Last night we hosted our last Nicer Tuesdays of the year and took the chance to look back at some of our favourite projects of 2013. In the excellent surroundings of Mother London we heard from four creatives whose work dazzled and delighted us these past 12 months.
First up Alec Dudson, founder and editor-in-chief of the much talked-about Intern magazine shared with us his journey from disgruntled barman to exciting young publisher. Through his own internship placements he formulated a plan for a magazine that would champion this sector of the creative industry and add a new voice into this increasingly fractious debate. He spoke about the frustrations of minutiae (particularly around the foil block cover of issue one) and the immense satisfaction of seeing young talent he and his team championed picked up by the biggest newspaper in Spain.
Next up was Alex Chinneck, the artist with a taste for weird and wonderful public artworks. He feels his sculptures have a “responsibility” to be accessible and spoke in depth about how he made the facade of a house seemingly slide off. As well as sharing some of the behind-the-scenes technical challenges he faced, Alex also spoke honestly about putting together a “package of partners” to help make it happen, a sobering reminder of the realities of the art world circa 2013. “I asked them if I could have a house I could rip the front off, and I made it very difficult for them to say no…”

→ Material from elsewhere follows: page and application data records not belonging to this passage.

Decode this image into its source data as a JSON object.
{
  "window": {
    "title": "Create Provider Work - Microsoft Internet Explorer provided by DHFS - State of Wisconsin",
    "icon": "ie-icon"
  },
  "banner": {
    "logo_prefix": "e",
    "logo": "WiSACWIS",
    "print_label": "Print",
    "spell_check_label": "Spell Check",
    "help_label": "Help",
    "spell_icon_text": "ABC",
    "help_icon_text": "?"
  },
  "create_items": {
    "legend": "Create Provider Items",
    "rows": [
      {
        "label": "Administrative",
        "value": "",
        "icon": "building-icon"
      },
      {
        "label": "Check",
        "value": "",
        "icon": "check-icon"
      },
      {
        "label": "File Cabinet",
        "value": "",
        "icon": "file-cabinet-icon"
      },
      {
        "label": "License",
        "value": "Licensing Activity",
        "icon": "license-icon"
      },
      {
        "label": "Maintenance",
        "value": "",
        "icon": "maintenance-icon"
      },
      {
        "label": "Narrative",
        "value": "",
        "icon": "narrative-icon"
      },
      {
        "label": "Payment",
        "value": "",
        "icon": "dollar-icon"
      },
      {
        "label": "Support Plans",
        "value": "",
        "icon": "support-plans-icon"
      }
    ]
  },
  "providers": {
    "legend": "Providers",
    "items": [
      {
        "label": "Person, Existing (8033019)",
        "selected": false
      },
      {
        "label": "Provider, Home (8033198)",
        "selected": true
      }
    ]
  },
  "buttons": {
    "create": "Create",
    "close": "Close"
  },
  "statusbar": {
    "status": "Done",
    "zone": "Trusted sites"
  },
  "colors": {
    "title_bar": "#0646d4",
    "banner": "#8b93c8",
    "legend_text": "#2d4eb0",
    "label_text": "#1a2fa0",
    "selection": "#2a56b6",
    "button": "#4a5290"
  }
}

After the break we were joined by Amy West, a recent graduate whose final project saw her set up a fake studio to lampoon the online world’s fixation with style over substance. With charm and honesty she explained how initial plans to build a turd polishing machine moved onto an obsession with online trend generators that reduced visual communication to its lowest common denominator. At her degree show she was approached by a man who asked if she could make a website for him. “I laughed and explained what the project was,” she told us. “He laughed too, and said, ‘But can you make a website for me?’”
Our final speaker of the night was the inimitable French illustrator Jean Jullien. He uses his personal work to “create a discussion he could not have in the commercial space” but denied that his brilliant show Allo? was a “a deep critique of social behaviour.” Rather they are everyday observations he makes with humour simply to raise certain questions; as he admits “I am as bad as everyone else. I take photos of my food and reply to texts when I am in bed with my girlfriend.”
Thanks to all our speakers who have joined us across the year and everyone who has supported our events programme. Nicer Tuesdays will be back in 2014.
- Photographer Anne-Sophie Guillet’s stunning portraits challenge gender binaries
- For Jan Horcik, type design and graphic design cannot work without one another
- “Like a little factory making picture books”: The wondrous work of Marie Neurath
- What’s the purpose of prison? This series captures a horse rehabilitation programme in Arizona
- Tina Schwizgebel-Wang’s etchings are filled with detailed scenes of everyday life
- “I want to show that the world is actually very simple”: meet artist Hisami Tanaka
- New study claims to pinpoint the most creative time of day, down to the minute
- Singapore-based studio Swell explores the idea of the banished book
- "My little niece and my grandmother like the game equally": how Playables made the simply addictive Kids
- In being "open to possibilities" still life painter Duane Keiser paints the everyday joys of life
- What the cluck? KFC releases limited-edition bucket hat
- For Bizzarri-Rodriguez, book design “is everything except a science”